EXERCISE AIM. Give the listing below again in full, exactly as written.

======== GIVEN RECORDS ========

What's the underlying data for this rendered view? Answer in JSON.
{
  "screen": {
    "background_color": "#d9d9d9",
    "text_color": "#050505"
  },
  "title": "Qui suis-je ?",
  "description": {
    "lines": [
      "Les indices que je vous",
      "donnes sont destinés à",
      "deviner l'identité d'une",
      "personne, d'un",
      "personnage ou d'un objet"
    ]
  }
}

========

ANSWER TO THE PROBLEM.
What's the underlying data for this rendered view? Answer in JSON.
{
  "screen": {
    "background_color": "#d9d9d9",
    "text_color": "#050505"
  },
  "title": "Qui suis-je ?",
  "description": {
    "lines": [
      "Les indices que je vous",
      "donnes sont destinés à",
      "deviner l'identité d'une",
      "personne, d'un",
      "personnage ou d'un objet"
    ]
  }
}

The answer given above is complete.